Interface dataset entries
◇ ◇ ◇ ◇

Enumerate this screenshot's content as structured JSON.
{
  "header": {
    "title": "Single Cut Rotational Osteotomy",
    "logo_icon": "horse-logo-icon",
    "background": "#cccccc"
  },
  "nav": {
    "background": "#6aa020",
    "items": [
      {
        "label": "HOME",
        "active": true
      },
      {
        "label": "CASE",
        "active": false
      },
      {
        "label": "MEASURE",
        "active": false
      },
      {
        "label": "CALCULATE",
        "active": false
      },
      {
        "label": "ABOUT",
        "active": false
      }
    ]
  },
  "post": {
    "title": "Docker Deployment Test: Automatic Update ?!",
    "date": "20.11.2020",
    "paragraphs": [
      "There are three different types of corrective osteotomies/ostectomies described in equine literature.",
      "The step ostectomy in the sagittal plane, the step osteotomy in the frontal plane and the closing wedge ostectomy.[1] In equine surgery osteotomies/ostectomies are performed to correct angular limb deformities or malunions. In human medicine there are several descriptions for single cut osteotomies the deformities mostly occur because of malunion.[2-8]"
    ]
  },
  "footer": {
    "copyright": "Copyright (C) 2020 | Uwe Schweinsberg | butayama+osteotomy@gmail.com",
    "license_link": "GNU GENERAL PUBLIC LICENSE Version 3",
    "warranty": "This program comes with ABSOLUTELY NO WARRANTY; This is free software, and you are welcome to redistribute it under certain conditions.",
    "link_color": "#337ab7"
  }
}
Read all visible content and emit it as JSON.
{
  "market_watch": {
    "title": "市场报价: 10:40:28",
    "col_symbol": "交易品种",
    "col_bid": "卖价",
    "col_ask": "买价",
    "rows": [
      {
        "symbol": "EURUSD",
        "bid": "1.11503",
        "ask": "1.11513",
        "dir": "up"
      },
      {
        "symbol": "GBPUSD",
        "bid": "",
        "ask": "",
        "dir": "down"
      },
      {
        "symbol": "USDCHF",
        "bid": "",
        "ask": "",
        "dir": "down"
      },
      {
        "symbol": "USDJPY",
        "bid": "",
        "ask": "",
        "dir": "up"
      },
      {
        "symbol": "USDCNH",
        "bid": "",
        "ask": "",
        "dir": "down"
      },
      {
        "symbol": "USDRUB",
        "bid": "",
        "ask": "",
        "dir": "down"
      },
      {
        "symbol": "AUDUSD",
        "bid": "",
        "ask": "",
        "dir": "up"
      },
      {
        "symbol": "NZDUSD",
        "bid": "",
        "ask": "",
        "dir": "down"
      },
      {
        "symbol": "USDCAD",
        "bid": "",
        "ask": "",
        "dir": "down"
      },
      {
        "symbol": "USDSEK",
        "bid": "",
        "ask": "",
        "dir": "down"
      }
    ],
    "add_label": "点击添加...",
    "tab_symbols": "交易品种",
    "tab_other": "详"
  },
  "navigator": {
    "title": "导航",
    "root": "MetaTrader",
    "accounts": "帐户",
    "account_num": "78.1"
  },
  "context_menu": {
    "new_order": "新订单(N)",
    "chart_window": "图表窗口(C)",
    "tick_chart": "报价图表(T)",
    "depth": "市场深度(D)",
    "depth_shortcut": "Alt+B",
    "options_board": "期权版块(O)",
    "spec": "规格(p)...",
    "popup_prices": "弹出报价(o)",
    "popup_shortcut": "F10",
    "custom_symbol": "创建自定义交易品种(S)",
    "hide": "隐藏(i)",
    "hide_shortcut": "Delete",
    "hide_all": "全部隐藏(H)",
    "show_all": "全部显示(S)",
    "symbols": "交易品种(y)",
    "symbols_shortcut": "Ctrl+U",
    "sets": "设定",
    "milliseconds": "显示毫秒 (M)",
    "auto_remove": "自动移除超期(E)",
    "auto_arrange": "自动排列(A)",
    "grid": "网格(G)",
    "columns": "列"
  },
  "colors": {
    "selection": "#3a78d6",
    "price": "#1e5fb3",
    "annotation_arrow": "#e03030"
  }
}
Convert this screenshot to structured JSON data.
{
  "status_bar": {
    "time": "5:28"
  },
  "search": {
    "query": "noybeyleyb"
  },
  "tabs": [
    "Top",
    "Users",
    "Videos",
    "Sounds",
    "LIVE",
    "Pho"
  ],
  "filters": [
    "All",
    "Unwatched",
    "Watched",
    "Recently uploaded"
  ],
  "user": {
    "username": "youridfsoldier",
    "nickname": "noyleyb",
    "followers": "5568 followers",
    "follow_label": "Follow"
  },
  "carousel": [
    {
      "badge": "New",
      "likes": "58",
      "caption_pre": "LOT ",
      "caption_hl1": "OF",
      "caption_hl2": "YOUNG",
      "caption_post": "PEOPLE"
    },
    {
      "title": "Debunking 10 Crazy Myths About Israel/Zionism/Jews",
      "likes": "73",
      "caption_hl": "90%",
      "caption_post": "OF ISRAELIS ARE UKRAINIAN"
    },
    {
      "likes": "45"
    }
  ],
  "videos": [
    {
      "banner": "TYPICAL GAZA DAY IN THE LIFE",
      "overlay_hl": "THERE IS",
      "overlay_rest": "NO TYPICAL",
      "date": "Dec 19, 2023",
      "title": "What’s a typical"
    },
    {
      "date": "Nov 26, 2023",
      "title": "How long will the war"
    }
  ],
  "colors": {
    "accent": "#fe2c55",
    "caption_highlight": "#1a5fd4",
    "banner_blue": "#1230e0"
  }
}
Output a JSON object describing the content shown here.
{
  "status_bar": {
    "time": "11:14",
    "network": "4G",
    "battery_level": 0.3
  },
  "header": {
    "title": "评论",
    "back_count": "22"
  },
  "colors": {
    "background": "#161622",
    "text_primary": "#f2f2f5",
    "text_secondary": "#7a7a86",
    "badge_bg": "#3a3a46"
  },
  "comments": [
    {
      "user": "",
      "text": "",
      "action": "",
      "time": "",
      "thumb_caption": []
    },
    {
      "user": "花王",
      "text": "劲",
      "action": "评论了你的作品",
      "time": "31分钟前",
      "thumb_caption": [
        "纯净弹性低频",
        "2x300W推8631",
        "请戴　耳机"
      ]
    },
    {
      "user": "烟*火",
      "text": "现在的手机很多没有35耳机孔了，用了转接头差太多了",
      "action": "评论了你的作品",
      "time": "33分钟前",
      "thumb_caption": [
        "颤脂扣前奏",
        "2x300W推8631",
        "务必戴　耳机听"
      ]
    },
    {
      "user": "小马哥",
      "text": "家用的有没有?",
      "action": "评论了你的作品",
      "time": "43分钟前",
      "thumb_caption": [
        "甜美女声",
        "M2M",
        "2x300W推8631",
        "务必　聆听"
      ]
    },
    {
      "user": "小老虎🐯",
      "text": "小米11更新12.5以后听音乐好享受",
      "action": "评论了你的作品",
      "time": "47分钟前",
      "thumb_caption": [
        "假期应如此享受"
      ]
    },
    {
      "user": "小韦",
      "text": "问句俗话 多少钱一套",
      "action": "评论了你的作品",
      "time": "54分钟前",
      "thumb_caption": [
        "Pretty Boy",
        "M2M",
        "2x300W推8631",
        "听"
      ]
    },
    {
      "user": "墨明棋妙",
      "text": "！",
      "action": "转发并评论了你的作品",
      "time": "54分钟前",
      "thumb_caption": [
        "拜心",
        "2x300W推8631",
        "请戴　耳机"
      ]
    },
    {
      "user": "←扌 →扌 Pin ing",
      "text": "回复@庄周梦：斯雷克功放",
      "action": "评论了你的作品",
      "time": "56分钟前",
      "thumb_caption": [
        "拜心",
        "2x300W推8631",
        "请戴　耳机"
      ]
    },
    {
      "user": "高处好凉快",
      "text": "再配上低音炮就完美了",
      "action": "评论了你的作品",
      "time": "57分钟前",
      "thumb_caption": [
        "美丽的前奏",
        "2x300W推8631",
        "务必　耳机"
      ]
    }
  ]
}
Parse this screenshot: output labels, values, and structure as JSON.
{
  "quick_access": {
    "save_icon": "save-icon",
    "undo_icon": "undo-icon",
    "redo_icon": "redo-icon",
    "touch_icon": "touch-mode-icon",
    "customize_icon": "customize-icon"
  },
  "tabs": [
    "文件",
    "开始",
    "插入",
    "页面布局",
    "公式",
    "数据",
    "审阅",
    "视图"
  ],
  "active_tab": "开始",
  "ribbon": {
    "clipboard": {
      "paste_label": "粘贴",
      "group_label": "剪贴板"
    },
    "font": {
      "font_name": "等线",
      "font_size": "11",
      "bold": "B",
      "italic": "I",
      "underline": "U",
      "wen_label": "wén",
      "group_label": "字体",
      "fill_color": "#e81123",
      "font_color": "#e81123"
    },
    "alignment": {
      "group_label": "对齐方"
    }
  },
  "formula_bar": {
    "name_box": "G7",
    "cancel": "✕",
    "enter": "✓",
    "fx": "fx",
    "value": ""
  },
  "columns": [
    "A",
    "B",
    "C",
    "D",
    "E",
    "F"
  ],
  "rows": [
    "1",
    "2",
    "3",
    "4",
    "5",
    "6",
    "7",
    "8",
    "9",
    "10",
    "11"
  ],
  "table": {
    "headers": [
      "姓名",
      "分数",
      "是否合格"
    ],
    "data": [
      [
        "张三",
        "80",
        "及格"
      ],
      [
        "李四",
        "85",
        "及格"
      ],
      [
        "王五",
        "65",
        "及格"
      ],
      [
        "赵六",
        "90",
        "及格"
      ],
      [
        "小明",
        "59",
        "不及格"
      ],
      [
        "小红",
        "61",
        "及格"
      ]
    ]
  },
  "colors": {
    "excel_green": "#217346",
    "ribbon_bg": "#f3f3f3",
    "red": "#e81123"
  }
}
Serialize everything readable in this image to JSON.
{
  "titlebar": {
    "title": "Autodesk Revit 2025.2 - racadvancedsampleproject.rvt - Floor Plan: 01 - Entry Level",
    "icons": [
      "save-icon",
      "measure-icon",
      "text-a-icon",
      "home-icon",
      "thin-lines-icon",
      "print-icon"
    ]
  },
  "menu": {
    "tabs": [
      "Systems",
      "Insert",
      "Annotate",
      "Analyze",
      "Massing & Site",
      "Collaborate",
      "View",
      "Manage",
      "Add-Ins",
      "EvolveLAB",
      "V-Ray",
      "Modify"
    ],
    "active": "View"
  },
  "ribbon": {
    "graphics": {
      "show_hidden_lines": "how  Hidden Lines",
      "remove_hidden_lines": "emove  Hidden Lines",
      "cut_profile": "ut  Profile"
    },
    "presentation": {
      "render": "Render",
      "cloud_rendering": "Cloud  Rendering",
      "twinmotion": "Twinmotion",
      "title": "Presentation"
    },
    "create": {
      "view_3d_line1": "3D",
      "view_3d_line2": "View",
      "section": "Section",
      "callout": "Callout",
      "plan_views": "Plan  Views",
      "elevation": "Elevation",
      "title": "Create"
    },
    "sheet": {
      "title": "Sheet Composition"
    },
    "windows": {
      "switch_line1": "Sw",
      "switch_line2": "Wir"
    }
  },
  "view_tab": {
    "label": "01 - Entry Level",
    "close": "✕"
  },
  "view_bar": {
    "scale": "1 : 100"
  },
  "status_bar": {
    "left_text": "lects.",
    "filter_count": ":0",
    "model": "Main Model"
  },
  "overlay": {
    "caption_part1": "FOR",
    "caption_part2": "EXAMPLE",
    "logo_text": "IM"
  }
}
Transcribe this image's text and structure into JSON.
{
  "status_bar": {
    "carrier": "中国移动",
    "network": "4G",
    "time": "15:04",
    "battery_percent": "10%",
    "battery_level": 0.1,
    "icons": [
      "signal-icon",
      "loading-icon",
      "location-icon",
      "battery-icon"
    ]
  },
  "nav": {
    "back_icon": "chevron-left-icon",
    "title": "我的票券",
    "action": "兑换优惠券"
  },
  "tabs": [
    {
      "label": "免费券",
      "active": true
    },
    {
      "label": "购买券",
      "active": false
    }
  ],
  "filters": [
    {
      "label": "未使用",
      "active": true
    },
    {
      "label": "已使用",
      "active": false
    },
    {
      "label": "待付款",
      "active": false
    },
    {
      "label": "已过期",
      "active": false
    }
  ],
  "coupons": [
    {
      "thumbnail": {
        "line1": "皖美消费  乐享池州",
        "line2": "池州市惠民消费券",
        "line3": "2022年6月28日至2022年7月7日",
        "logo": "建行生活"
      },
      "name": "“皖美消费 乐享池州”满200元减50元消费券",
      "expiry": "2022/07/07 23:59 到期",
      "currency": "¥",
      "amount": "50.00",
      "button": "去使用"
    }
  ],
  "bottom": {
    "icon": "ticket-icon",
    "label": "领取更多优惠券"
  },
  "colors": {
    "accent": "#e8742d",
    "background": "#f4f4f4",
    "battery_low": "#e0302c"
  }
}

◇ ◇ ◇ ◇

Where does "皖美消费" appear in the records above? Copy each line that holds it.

[Result for this exercise]
        "line1": "皖美消费  乐享池州",
      "name": "“皖美消费 乐享池州”满200元减50元消费券",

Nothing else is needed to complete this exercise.